Ava straightens and tuts, rearranging the silk scarf around her neck, smoothing her blond, highlighted hair. I wait for her to say she must look a sight but she gathers her bags and reels off a list of appointments she has before picking Matthew up from nursery; travel agent, chiropodist, the returns counter at Burberry. She wants to know where I’m parked because we can walk together and I know she is anxious to find out if I think Bev suspects anything. I could tell her that Beverley wouldn’t notice if a bomb exploded here in the café but I surprise her, instead by deciding to stay here, in my seat, alone at the table.

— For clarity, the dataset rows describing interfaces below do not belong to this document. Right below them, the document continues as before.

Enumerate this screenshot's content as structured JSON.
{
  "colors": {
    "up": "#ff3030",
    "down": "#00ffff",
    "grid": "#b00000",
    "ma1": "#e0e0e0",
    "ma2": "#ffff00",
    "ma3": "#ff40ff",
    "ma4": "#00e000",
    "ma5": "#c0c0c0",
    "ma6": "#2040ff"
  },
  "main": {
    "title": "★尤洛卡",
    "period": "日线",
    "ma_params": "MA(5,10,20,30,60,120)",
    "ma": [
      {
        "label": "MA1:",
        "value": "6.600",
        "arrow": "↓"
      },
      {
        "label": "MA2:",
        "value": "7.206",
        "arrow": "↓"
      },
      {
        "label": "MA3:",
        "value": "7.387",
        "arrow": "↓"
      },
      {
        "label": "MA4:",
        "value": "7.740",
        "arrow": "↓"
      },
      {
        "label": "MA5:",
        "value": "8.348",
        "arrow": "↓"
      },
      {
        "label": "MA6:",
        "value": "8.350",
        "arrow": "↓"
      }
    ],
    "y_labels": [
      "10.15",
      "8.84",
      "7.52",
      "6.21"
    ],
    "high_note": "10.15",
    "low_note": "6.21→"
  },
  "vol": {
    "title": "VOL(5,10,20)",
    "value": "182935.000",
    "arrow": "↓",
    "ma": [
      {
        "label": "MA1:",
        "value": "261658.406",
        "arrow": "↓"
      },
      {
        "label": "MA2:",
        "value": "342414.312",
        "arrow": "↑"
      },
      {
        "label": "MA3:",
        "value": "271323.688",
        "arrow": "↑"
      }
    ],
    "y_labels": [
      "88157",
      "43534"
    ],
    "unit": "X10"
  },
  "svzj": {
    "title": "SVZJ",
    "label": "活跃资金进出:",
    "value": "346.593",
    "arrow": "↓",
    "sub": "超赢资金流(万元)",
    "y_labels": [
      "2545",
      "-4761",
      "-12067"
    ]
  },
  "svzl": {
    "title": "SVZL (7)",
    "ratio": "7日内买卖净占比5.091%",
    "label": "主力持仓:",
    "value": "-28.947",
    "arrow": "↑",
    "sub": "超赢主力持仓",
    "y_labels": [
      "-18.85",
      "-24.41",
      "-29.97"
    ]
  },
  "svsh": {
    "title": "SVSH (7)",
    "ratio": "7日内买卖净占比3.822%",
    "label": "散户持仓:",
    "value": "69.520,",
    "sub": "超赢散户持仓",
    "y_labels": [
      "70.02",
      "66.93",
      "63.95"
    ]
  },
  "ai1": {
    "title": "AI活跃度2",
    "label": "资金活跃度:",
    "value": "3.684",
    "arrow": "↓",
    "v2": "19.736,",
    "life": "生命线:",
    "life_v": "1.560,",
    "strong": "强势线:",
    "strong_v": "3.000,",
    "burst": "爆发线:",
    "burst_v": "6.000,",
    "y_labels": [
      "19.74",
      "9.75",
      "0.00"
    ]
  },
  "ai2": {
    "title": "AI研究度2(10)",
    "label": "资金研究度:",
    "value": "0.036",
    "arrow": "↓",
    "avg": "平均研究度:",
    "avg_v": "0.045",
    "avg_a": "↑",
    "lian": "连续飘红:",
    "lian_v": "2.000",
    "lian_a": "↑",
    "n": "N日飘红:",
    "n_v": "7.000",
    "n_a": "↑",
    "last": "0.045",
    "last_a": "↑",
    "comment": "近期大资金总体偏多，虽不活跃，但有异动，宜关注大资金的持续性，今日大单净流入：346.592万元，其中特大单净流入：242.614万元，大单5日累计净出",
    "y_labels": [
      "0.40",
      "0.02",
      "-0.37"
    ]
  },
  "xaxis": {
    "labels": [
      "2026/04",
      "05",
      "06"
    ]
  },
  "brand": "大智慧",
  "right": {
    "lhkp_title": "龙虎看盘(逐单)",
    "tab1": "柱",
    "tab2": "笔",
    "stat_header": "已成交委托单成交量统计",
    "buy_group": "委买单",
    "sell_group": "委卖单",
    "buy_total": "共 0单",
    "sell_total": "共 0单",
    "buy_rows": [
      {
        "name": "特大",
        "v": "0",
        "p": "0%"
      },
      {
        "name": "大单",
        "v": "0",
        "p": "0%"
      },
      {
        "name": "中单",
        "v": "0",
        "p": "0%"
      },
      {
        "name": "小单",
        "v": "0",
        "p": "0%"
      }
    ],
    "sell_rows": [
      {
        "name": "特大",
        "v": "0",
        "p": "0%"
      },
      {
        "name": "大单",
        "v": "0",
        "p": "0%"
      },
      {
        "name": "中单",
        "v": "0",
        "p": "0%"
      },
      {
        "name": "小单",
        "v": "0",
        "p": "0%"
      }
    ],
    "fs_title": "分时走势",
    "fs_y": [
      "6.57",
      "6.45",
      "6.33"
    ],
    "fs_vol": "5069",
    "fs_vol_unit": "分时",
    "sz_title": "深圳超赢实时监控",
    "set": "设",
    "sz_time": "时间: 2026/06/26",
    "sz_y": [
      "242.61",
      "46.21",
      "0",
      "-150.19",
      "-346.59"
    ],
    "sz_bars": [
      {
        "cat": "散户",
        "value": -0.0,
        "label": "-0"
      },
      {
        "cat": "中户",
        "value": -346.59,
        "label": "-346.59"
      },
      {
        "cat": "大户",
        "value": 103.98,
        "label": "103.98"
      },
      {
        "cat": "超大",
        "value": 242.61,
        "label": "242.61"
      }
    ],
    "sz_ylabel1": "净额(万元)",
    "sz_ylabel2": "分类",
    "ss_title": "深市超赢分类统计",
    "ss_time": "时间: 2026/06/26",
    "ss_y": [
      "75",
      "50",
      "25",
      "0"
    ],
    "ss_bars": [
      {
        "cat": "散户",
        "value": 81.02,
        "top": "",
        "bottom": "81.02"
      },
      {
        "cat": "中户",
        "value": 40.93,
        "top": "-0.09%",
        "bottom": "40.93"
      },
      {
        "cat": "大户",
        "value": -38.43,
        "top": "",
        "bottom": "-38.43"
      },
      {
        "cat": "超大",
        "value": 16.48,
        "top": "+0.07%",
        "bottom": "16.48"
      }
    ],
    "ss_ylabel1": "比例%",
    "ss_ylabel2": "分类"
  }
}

Then they are gone; the farewells said; the promises to meet again soon and the air kissing are all done. I don’t need to consult the menu before returning to the counter, since the seductive, lingering aroma of cod and chips is pulling at my senses and cannot be ignored. I am happy to sit alone now while I wait for my lunch, and contemplate a future which exists without Ava and Beverley but with a significant upturn in my fortunes, now that the royalties for ‘The Exchange’ are flowing in such a satisfying way and my account is inflated by a substantial advance for the second novel. Is it a sequel? No. I have said everything I want to say about those two parasites. They can edit their own future. I’m still working on mine.

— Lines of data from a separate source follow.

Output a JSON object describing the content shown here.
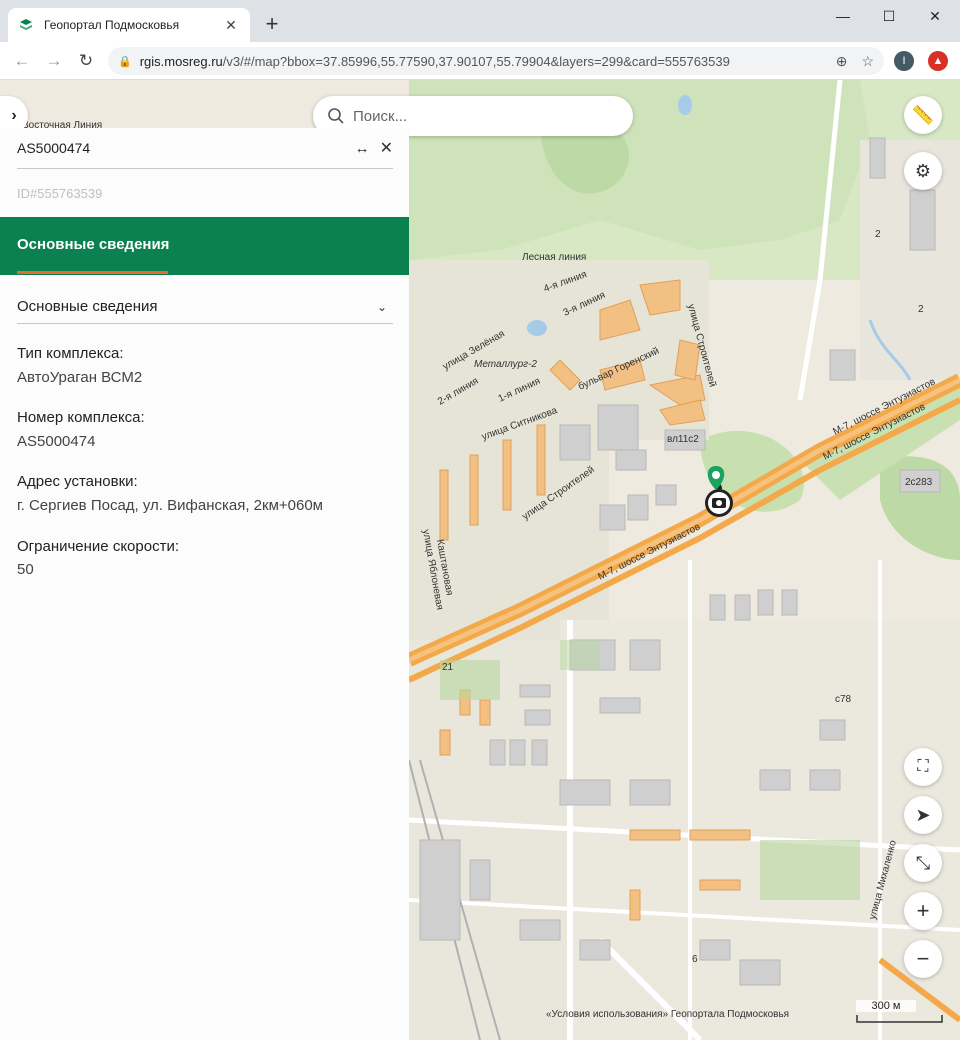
{
  "browser": {
    "tab_title": "Геопортал Подмосковья",
    "new_tab": "+",
    "close_tab": "✕",
    "url_host": "rgis.mosreg.ru",
    "url_path": "/v3/#/map?bbox=37.85996,55.77590,37.90107,55.79904&layers=299&card=555763539",
    "profile_letter": "I"
  },
  "map": {
    "search_placeholder": "Поиск...",
    "attribution": "«Условия использования» Геопортала Подмосковья",
    "scale_label": "300 м",
    "labels": {
      "vostochnaya": "Восточная Линия",
      "lesnaya": "Лесная линия",
      "line4": "4-я линия",
      "line3": "3-я линия",
      "zelenaya": "улица Зелёная",
      "metallurg": "Металлург-2",
      "line2": "2-я линия",
      "line1": "1-я линия",
      "bulvar": "бульвар Горенский",
      "sitnikova": "улица Ситникова",
      "stroiteley1": "улица Строителей",
      "stroiteley2": "улица Строителей",
      "entuziastov1": "М-7, шоссе Энтузиастов",
      "entuziastov2": "М-7, шоссе Энтузиастов",
      "entuziastov3": "М-7, шоссе Энтузиастов",
      "yablonevaya": "улица Яблоневая",
      "kashtanovaya": "Каштановая",
      "mikhalenko": "улица Михаленко",
      "house_vl11c2": "вл11с2",
      "house_2c283": "2с283",
      "house_2a": "2",
      "house_2b": "2",
      "house_21": "21",
      "house_6": "6",
      "house_c78": "с78"
    }
  },
  "panel": {
    "title": "AS5000474",
    "id_text": "ID#555763539",
    "section_tab": "Основные сведения",
    "dropdown": "Основные сведения",
    "fields": [
      {
        "label": "Тип комплекса:",
        "value": "АвтоУраган ВСМ2"
      },
      {
        "label": "Номер комплекса:",
        "value": "AS5000474"
      },
      {
        "label": "Адрес установки:",
        "value": "г. Сергиев Посад, ул. Вифанская, 2км+060м"
      },
      {
        "label": "Ограничение скорости:",
        "value": "50"
      }
    ]
  },
  "colors": {
    "brand_green": "#0b8150",
    "accent_orange": "#e46d2e",
    "road_orange": "#f3a94a"
  }
}
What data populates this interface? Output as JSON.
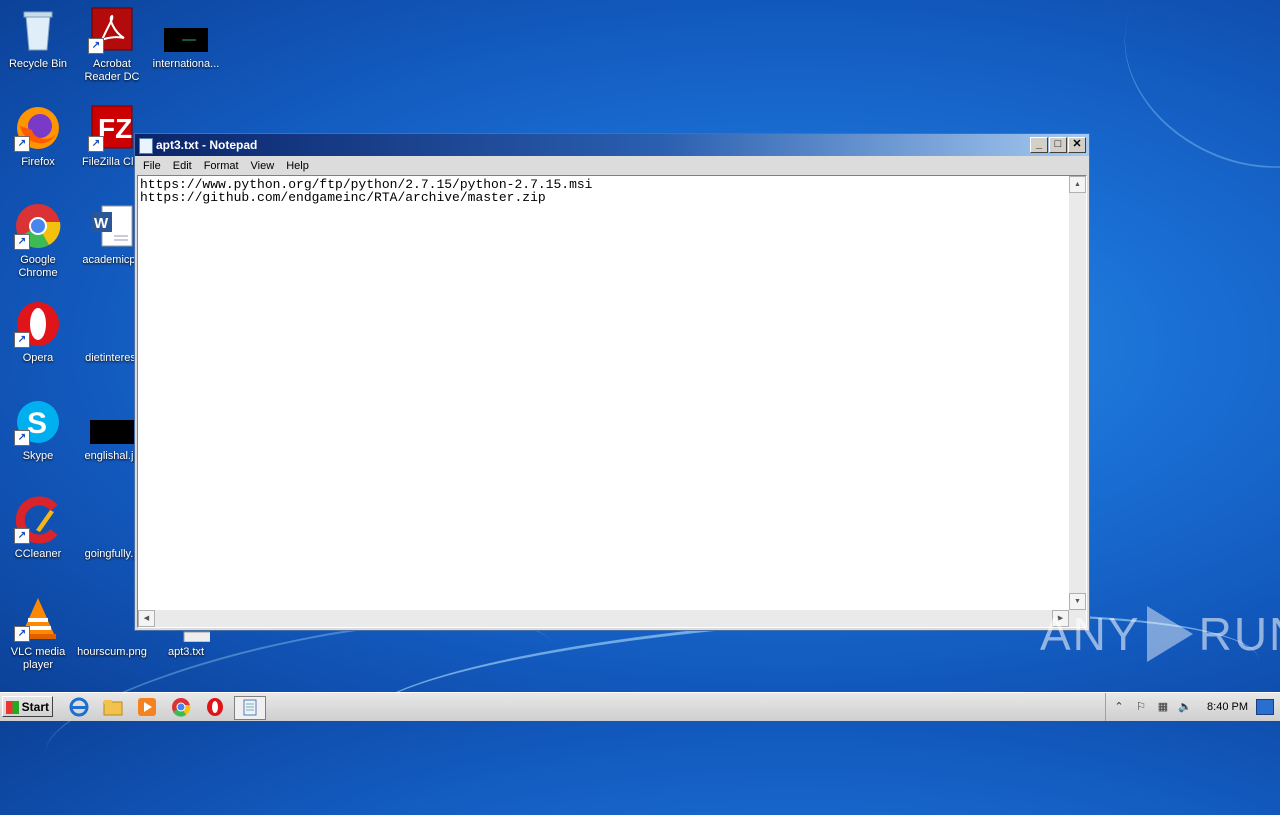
{
  "desktop": {
    "icons": [
      {
        "label": "Recycle Bin"
      },
      {
        "label": "Acrobat\nReader DC"
      },
      {
        "label": "internationa..."
      },
      {
        "label": "Firefox"
      },
      {
        "label": "FileZilla Clie"
      },
      {
        "label": "Google\nChrome"
      },
      {
        "label": "academicpo"
      },
      {
        "label": "Opera"
      },
      {
        "label": "dietinterest"
      },
      {
        "label": "Skype"
      },
      {
        "label": "englishal.jp"
      },
      {
        "label": "CCleaner"
      },
      {
        "label": "goingfully.p"
      },
      {
        "label": "VLC media\nplayer"
      },
      {
        "label": "hourscum.png"
      },
      {
        "label": "apt3.txt"
      }
    ]
  },
  "notepad": {
    "title": "apt3.txt - Notepad",
    "menu": [
      "File",
      "Edit",
      "Format",
      "View",
      "Help"
    ],
    "content": "https://www.python.org/ftp/python/2.7.15/python-2.7.15.msi\nhttps://github.com/endgameinc/RTA/archive/master.zip"
  },
  "watermark": {
    "left": "ANY",
    "right": "RUN"
  },
  "taskbar": {
    "start_label": "Start",
    "clock": "8:40 PM"
  }
}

It’s not You-it’s Me…honest!

                Here’s a thing. I’ve noticed as I’ve got older that I’ve a tendency to realise and acknowledge negative traits I have picked up. Is this a common phenomenon, I wonder?

                There is one habit I have that I’ve been loath to confess-even to myself. But during a stroll with my [mental health nursing student/+psychology degree] daughter I ‘fessed up to one of my unappealing characteristics and it is this: On occasions, whilst out and about, I may see someone I know and go to certain lengths to avoid them.

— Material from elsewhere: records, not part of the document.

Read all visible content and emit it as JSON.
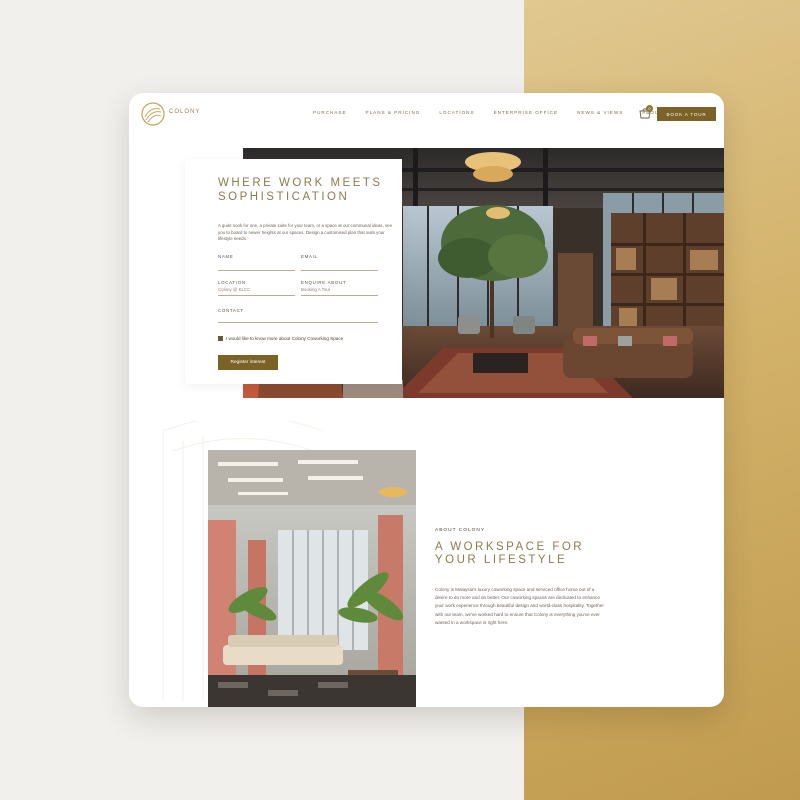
{
  "colors": {
    "accent_gold": "#7b6227",
    "title_gold": "#8e7a4c",
    "background_right": "#d3b26a",
    "background_left": "#f1f0ed"
  },
  "nav": {
    "logo_text": "COLONY",
    "links": [
      "PURCHASE",
      "PLANS & PRICING",
      "LOCATIONS",
      "ENTERPRISE OFFICE",
      "NEWS & VIEWS",
      "ABOUT"
    ],
    "cart_count": "0",
    "cart_icon": "shopping-bag-icon",
    "book_label": "BOOK A TOUR"
  },
  "hero": {
    "title": "WHERE WORK MEETS SOPHISTICATION",
    "description": "A quiet nook for one, a private suite for your team, or a space at our communal ideas, see you to board to newer heights at our spaces. Design a customised plan that suits your lifestyle needs.",
    "form": {
      "name_label": "NAME",
      "email_label": "EMAIL",
      "location_label": "LOCATION",
      "location_value": "Colony @ KLCC",
      "enquire_label": "ENQUIRE ABOUT",
      "enquire_value": "Booking A Tour",
      "contact_label": "CONTACT",
      "checkbox_label": "I would like to know more about Colony Coworking Space",
      "submit_label": "Register interest"
    }
  },
  "about": {
    "eyebrow": "ABOUT COLONY",
    "title": "A WORKSPACE FOR YOUR LIFESTYLE",
    "text": "Colony is Malaysia's luxury coworking space and serviced office home out of a desire to do more and do better. Our coworking spaces are dedicated to enhance your work experience through beautiful design and world-class hospitality. Together with our team, we've worked hard to ensure that Colony is everything you've ever wanted in a workspace is right here."
  }
}
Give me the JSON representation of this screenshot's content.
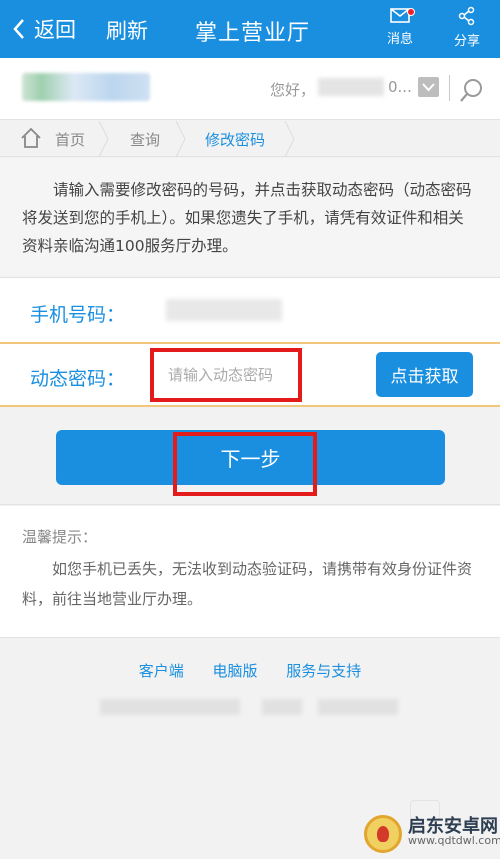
{
  "topbar": {
    "back_label": "返回",
    "refresh_label": "刷新",
    "title": "掌上营业厅",
    "messages_label": "消息",
    "share_label": "分享"
  },
  "userbar": {
    "greeting": "您好，",
    "ellipsis": "0..."
  },
  "breadcrumb": {
    "home": "首页",
    "query": "查询",
    "current": "修改密码"
  },
  "info": {
    "text": "请输入需要修改密码的号码，并点击获取动态密码（动态密码将发送到您的手机上）。如果您遗失了手机，请凭有效证件和相关资料亲临沟通100服务厅办理。"
  },
  "form": {
    "phone_label": "手机号码：",
    "code_label": "动态密码：",
    "code_placeholder": "请输入动态密码",
    "get_code_button": "点击获取"
  },
  "next_button": "下一步",
  "tips": {
    "title": "温馨提示：",
    "text": "如您手机已丢失，无法收到动态验证码，请携带有效身份证件资料，前往当地营业厅办理。"
  },
  "footer": {
    "links": [
      "客户端",
      "电脑版",
      "服务与支持"
    ]
  },
  "watermark": {
    "title": "启东安卓网",
    "url": "www.qdtdwl.com"
  },
  "colors": {
    "accent": "#1a8fe0",
    "highlight_red": "#e31b1b",
    "focus_border": "#f2c77d"
  }
}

                There is no excuse for this behaviour, nor, I must admit any special reason. It is not necessarily associated with dislike, or embarrassment or the fact that I am in a hurry-a condition that is rare these days. It is not isolated to any particular person, although immediate family do not generally come in for this treatment, and certainly if they did they would be more than ready to let me know.

                I am willing to wager that there are times when the subject of my evasion has not only clocked me but has also caught on to the fact that I have actioned a deliberate path of avoidance, a notion that is both uncomfortable and shaming to me! Nevertheless it is a behaviour I continue to pursue for no purpose that I can identify.

                Once I’d mentioned this to my offspring she was quick to reassure me that she, too, was inclined to behave this way, which led me to wonder. Is this a family attribute?

                Curious to pursue the inquiry I questioned Google and was rewarded with a plethora of websites on the subject. provides a variety of methods for shunning people and explains how to steer yourself out of conversing. Although both of these sites is a mine of advice on how to deal with the situation, neither of them makes clear the reasons why you should want to ignore someone you know. Succeedsocially does point out that it might be someone you do not have a lot to say to, but even this does not fully enlighten me.

                Then I came across which provided a great deal of entertaining anecdotes and potential social difficulties. I was much reassured. The whole meet-greet-small talk situation is fraught with complexity.

                And I really am not like this all the time-just occasionally, when not feeling especially sociable.

                So to anyone who knows me and has noticed me scuttling round the end of an aisle in the supermarket, pretending an uncharacteristic interest in plumbing parts in the window of the heating engineer’s or burrowing deeper into the pages of a newspaper in the library I can only apologise and say it isn’t you…it’s me…